Azmeh, S., & Nadvi, K. (2014). Asian Firms and the Restructuring of Global Value Chains. International Business Review, 23(4), 708–717.
Coe, N. M., & Yeung, H. W. (2014). Toward a Dynamic Theory of Global Production Networks. Economic Geography, 91(1), 29–58.
Ferner, A., Edwards, T., & Tempel, A. (2012). Power, institutions and the crossnational transfer of employment practices in multinationals. Human Relations, 65(2), 163–187. https://doi.org/10.1177/0018726711429494
Fligstein, Neil, & McAdam, D. (2012). A Theory of Fields. New York: Oxford University Press. https://doi.org/10.1093/acprof:oso/9780199859948.001.0001
Geppert, M., Becker-Ritterspach, F., & Mudambi, R. (2016). Politics and Power in Multinational Companies: Integrating the International Business and Organization Studies Perspectives. Organization Studies, 37(9), 1209–1225. https://doi.org/10.1177/0170840616656152
Gereffi, G. (2014). Global Value Chains in a Post-Washington Consensus World. Review of International Political Economy, 21(1), 9–37.
Johns, J., Buckley, P., Campling, L., Cook, G., Hess, M., & Sinkovics, R. R. (2015). Geography and History Matter: International Business and Economic Geography Perspectives on the Spatial and Historical Development of Multinational Enterprieses.

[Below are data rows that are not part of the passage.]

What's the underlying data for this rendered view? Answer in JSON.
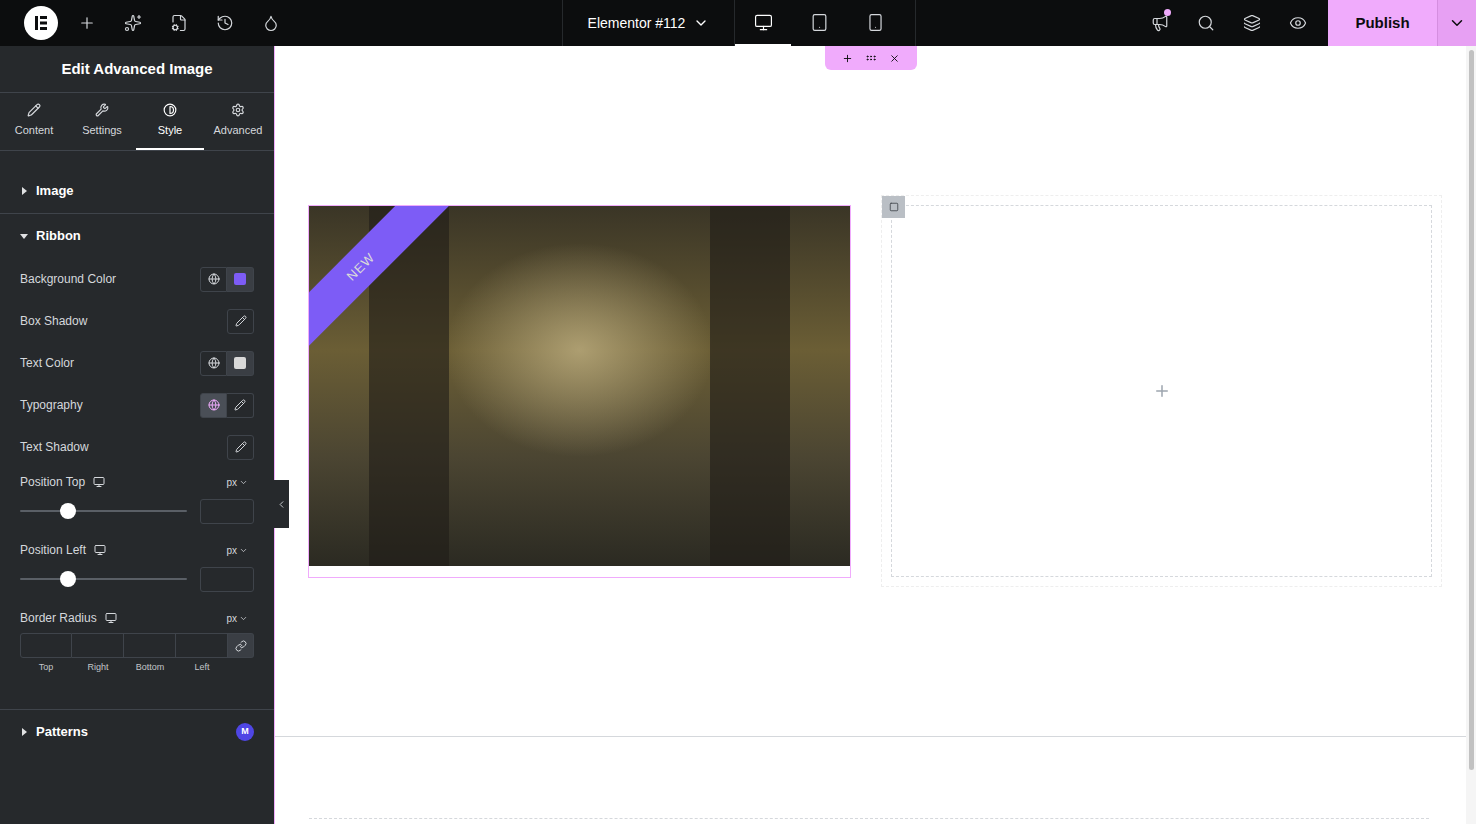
{
  "topbar": {
    "title": "Elementor #112",
    "devices": [
      {
        "name": "desktop",
        "selected": true
      },
      {
        "name": "tablet",
        "selected": false
      },
      {
        "name": "mobile",
        "selected": false
      }
    ],
    "notification": true,
    "publish": "Publish"
  },
  "panel": {
    "title": "Edit Advanced Image",
    "tabs": [
      {
        "label": "Content",
        "icon": "pencil",
        "selected": false
      },
      {
        "label": "Settings",
        "icon": "wrench",
        "selected": false
      },
      {
        "label": "Style",
        "icon": "contrast",
        "selected": true
      },
      {
        "label": "Advanced",
        "icon": "gear",
        "selected": false
      }
    ],
    "sections": [
      {
        "label": "Image",
        "expanded": false,
        "controls": []
      },
      {
        "label": "Ribbon",
        "expanded": true,
        "controls": [
          {
            "kind": "color",
            "label": "Background Color",
            "global_active": false,
            "color": "#7d5cf6"
          },
          {
            "kind": "popover",
            "label": "Box Shadow",
            "global": false,
            "global_active": false
          },
          {
            "kind": "color",
            "label": "Text Color",
            "global_active": false,
            "color": "#d9d9d9"
          },
          {
            "kind": "popover",
            "label": "Typography",
            "global": true,
            "global_active": true
          },
          {
            "kind": "popover",
            "label": "Text Shadow",
            "global": false,
            "global_active": false
          },
          {
            "kind": "slider",
            "label": "Position Top",
            "unit": "px",
            "level": 0.29,
            "value": ""
          },
          {
            "kind": "slider",
            "label": "Position Left",
            "unit": "px",
            "level": 0.29,
            "value": ""
          },
          {
            "kind": "dimensions",
            "label": "Border Radius",
            "unit": "px",
            "sides": [
              "Top",
              "Right",
              "Bottom",
              "Left"
            ],
            "linked": true
          }
        ]
      },
      {
        "label": "Patterns",
        "expanded": false,
        "badge": "M",
        "controls": []
      }
    ]
  },
  "canvas": {
    "widget_selected": true,
    "ribbon": "NEW",
    "empty_column": true
  }
}
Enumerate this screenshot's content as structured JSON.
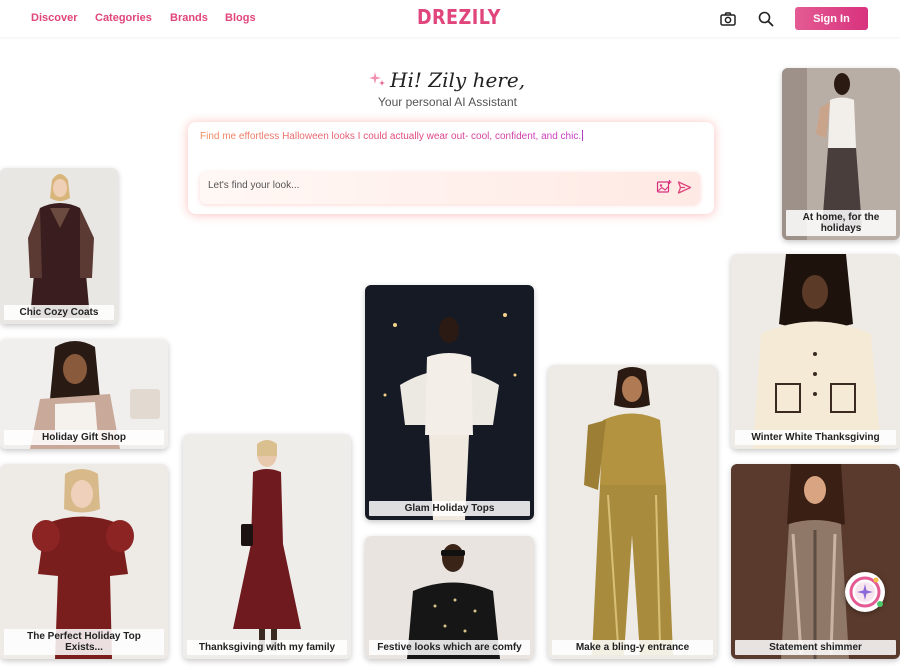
{
  "nav": {
    "links": [
      "Discover",
      "Categories",
      "Brands",
      "Blogs"
    ],
    "logo": "DREZILY",
    "camera_icon": "camera-icon",
    "search_icon": "search-icon",
    "signin_label": "Sign In"
  },
  "assistant": {
    "title": "Hi! Zily here,",
    "subtitle": "Your personal AI Assistant",
    "prompt_text": "Find me effortless Halloween looks I could actually wear out- cool, confident, and chic.",
    "input_placeholder": "Let's find your look...",
    "image_upload_icon": "image-upload-icon",
    "send_icon": "send-icon"
  },
  "cards": {
    "coats": "Chic Cozy Coats",
    "gift": "Holiday Gift Shop",
    "top_exists": "The Perfect Holiday Top Exists...",
    "thanksgiving": "Thanksgiving with my family",
    "glam": "Glam Holiday Tops",
    "festive": "Festive looks which are comfy",
    "bling": "Make a bling-y entrance",
    "home": "At home, for the holidays",
    "winter": "Winter White Thanksgiving",
    "shimmer": "Statement shimmer"
  },
  "colors": {
    "brand": "#e0457b",
    "signin_gradient": [
      "#e45b93",
      "#d8327e"
    ]
  }
}
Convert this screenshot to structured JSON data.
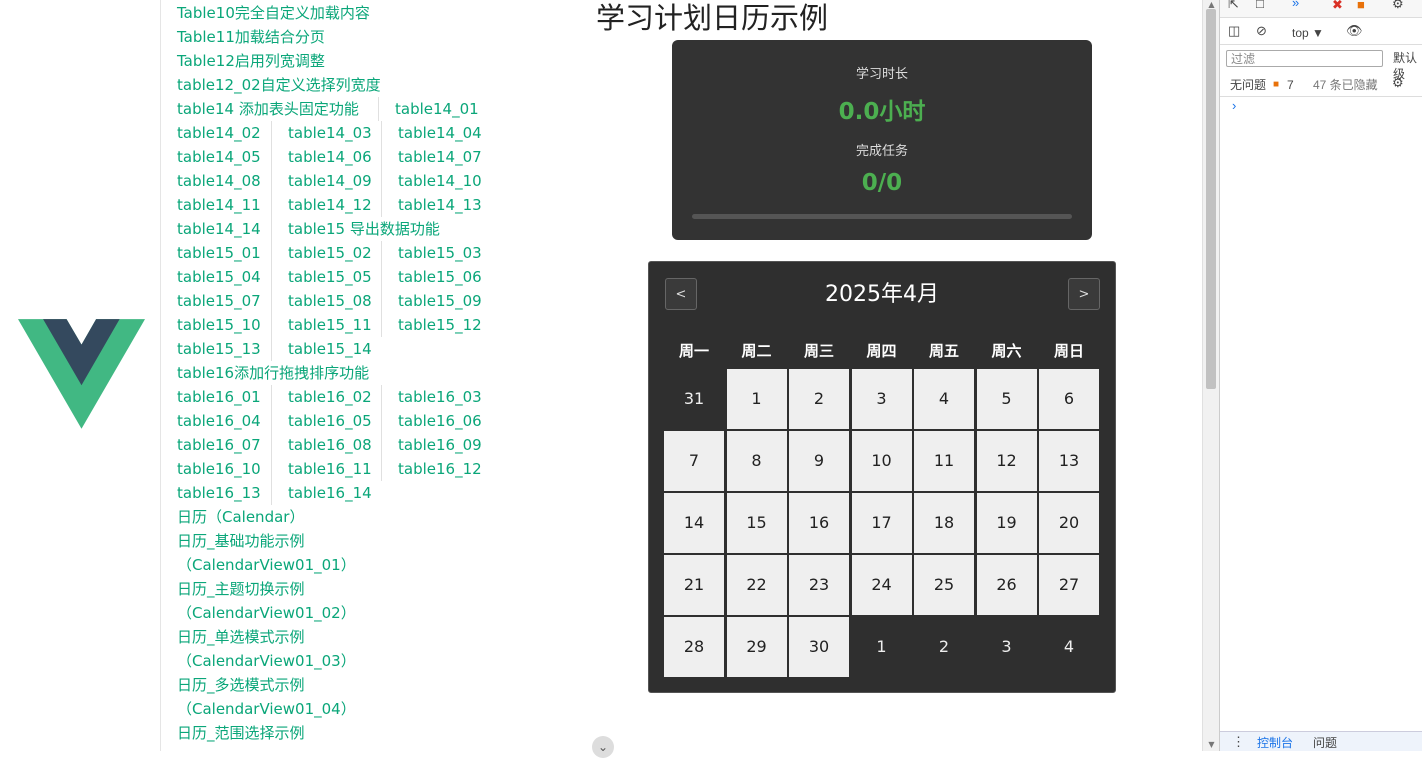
{
  "nav_lines": [
    {
      "items": [
        "Table10完全自定义加载内容"
      ]
    },
    {
      "items": [
        "Table11加载结合分页"
      ]
    },
    {
      "items": [
        "Table12启用列宽调整"
      ]
    },
    {
      "items": [
        "table12_02自定义选择列宽度"
      ]
    },
    {
      "items": [
        "table14 添加表头固定功能",
        "table14_01"
      ],
      "layout": "wide"
    },
    {
      "items": [
        "table14_02",
        "table14_03",
        "table14_04"
      ]
    },
    {
      "items": [
        "table14_05",
        "table14_06",
        "table14_07"
      ]
    },
    {
      "items": [
        "table14_08",
        "table14_09",
        "table14_10"
      ]
    },
    {
      "items": [
        "table14_11",
        "table14_12",
        "table14_13"
      ]
    },
    {
      "items": [
        "table14_14",
        "table15 导出数据功能"
      ]
    },
    {
      "items": [
        "table15_01",
        "table15_02",
        "table15_03"
      ]
    },
    {
      "items": [
        "table15_04",
        "table15_05",
        "table15_06"
      ]
    },
    {
      "items": [
        "table15_07",
        "table15_08",
        "table15_09"
      ]
    },
    {
      "items": [
        "table15_10",
        "table15_11",
        "table15_12"
      ]
    },
    {
      "items": [
        "table15_13",
        "table15_14"
      ]
    },
    {
      "items": [
        "table16添加行拖拽排序功能"
      ]
    },
    {
      "items": [
        "table16_01",
        "table16_02",
        "table16_03"
      ]
    },
    {
      "items": [
        "table16_04",
        "table16_05",
        "table16_06"
      ]
    },
    {
      "items": [
        "table16_07",
        "table16_08",
        "table16_09"
      ]
    },
    {
      "items": [
        "table16_10",
        "table16_11",
        "table16_12"
      ]
    },
    {
      "items": [
        "table16_13",
        "table16_14"
      ]
    },
    {
      "items": [
        "日历（Calendar）"
      ]
    },
    {
      "items": [
        "日历_基础功能示例"
      ]
    },
    {
      "items": [
        "（CalendarView01_01）"
      ]
    },
    {
      "items": [
        "日历_主题切换示例"
      ]
    },
    {
      "items": [
        "（CalendarView01_02）"
      ]
    },
    {
      "items": [
        "日历_单选模式示例"
      ]
    },
    {
      "items": [
        "（CalendarView01_03）"
      ]
    },
    {
      "items": [
        "日历_多选模式示例"
      ]
    },
    {
      "items": [
        "（CalendarView01_04）"
      ]
    },
    {
      "items": [
        "日历_范围选择示例"
      ]
    }
  ],
  "page_title": "学习计划日历示例",
  "stats": {
    "study_label": "学习时长",
    "study_value": "0.0小时",
    "tasks_label": "完成任务",
    "tasks_value": "0/0",
    "progress": 0
  },
  "calendar": {
    "prev_label": "<",
    "next_label": ">",
    "month_title": "2025年4月",
    "weekdays": [
      "周一",
      "周二",
      "周三",
      "周四",
      "周五",
      "周六",
      "周日"
    ],
    "weeks": [
      [
        {
          "d": "31",
          "cur": false
        },
        {
          "d": "1",
          "cur": true
        },
        {
          "d": "2",
          "cur": true
        },
        {
          "d": "3",
          "cur": true
        },
        {
          "d": "4",
          "cur": true
        },
        {
          "d": "5",
          "cur": true
        },
        {
          "d": "6",
          "cur": true
        }
      ],
      [
        {
          "d": "7",
          "cur": true
        },
        {
          "d": "8",
          "cur": true
        },
        {
          "d": "9",
          "cur": true
        },
        {
          "d": "10",
          "cur": true
        },
        {
          "d": "11",
          "cur": true
        },
        {
          "d": "12",
          "cur": true
        },
        {
          "d": "13",
          "cur": true
        }
      ],
      [
        {
          "d": "14",
          "cur": true
        },
        {
          "d": "15",
          "cur": true
        },
        {
          "d": "16",
          "cur": true
        },
        {
          "d": "17",
          "cur": true
        },
        {
          "d": "18",
          "cur": true
        },
        {
          "d": "19",
          "cur": true
        },
        {
          "d": "20",
          "cur": true
        }
      ],
      [
        {
          "d": "21",
          "cur": true
        },
        {
          "d": "22",
          "cur": true
        },
        {
          "d": "23",
          "cur": true
        },
        {
          "d": "24",
          "cur": true
        },
        {
          "d": "25",
          "cur": true
        },
        {
          "d": "26",
          "cur": true
        },
        {
          "d": "27",
          "cur": true
        }
      ],
      [
        {
          "d": "28",
          "cur": true
        },
        {
          "d": "29",
          "cur": true
        },
        {
          "d": "30",
          "cur": true
        },
        {
          "d": "1",
          "cur": false
        },
        {
          "d": "2",
          "cur": false
        },
        {
          "d": "3",
          "cur": false
        },
        {
          "d": "4",
          "cur": false
        }
      ]
    ]
  },
  "devtools": {
    "context": "top",
    "filter_placeholder": "过滤",
    "default_levels": "默认级",
    "no_issues": "无问题",
    "issue_count": "7",
    "hidden_count": "47 条已隐藏",
    "console_tab": "控制台",
    "issues_tab": "问题",
    "prompt": "›"
  },
  "colors": {
    "link": "#0aa679",
    "accent": "#4caf50",
    "panel": "#333333",
    "day_bg": "#efefef"
  }
}
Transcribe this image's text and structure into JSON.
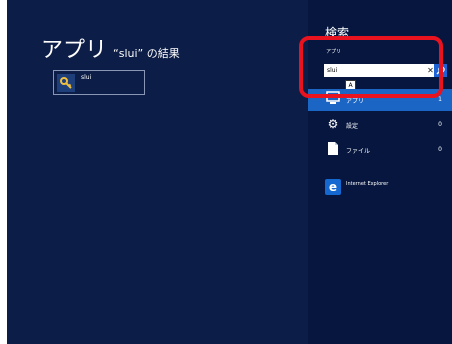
{
  "results_page": {
    "title": "アプリ",
    "subtitle": "“slui” の結果",
    "result": {
      "label": "slui",
      "icon": "key-icon"
    }
  },
  "search_pane": {
    "title": "検索",
    "scope": "アプリ",
    "query": "slui",
    "clear_icon": "✕",
    "search_icon": "⚲",
    "ime_indicator": "A",
    "categories": [
      {
        "label": "アプリ",
        "count": "1",
        "icon": "apps-icon",
        "selected": true
      },
      {
        "label": "設定",
        "count": "0",
        "icon": "gear-icon"
      },
      {
        "label": "ファイル",
        "count": "0",
        "icon": "file-icon"
      }
    ],
    "apps": [
      {
        "label": "Internet Explorer",
        "icon": "ie-icon"
      }
    ]
  },
  "colors": {
    "background": "#0c1d47",
    "pane": "#06163f",
    "selection": "#1b66c4",
    "highlight": "#e8131e"
  }
}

In P. Konara, Y. J. Ha, F. McDonald, & Y. Wei (Eds.), The Rise of Multinationals from Emerging Economies (pp. 51–80). London: Palgrave Macmillan. https://doi.org/10.1057/9781137473110_4
Kern, P., Almond, P., Edwards, T., & Tregaskis, O. (2017). Multinational and Transnational Organisations : The Role of Globalizing Actors. In A. Sturdy, S. Heusinkveld, T. Reay, & D. Strang (Eds.), The Oxford Handbook of Management Ideas. Oxford: Oxford University Press.
Lawrence, T. B., & Suddaby, R. (2006). Institutions and Institutional Work. (S. Clegg, C. Hardy, T. Lawrence, & W. Nord, Eds.), The SAGE Handbook of Organization Studies (2nd ed.). London: Sage. https://doi.org/10.4135/9781848608030
Lawrence, T., Suddaby, R., & Leca, B. (2011). Institutional Work: Refocusing Institutional Studies of Organization. Journal of Management Inquiry, 20(1), 52–58. https://doi.org/10.1177/1056492610387222
Lee, J., & Gereffi, G. (2015). Global value chains, rising power firms and economic and social upgrading. Critical Perspectives on International Business, 11(3/4), 319–339. https://doi.org/10.1108/cpoib-03-2014-0018
Locke, R. M. (2013). The Promise and Limits of Private Power: Promoting Labor Standards in a Global Economy. Cambridge: Cambridge University Press. https://doi.org/10.1017/CBO9781139381840
Malsch, B., & Gendron, Y. (2013). Re-Theorizing Change: Institutional Experimentation and the Struggle for Domination in the Field of Public Accounting. Journal of Management Studies, 50(5), 870–899. https://doi.org/10.1111/joms.12006
Smets, M., Morris, T., & Greenwood, R. (2012). From practice to field: A multilevel model of practice-driven institutional change. Academy of Management Journal, 55(4), 877–904. https://doi.org/10.5465/amj.2010.0013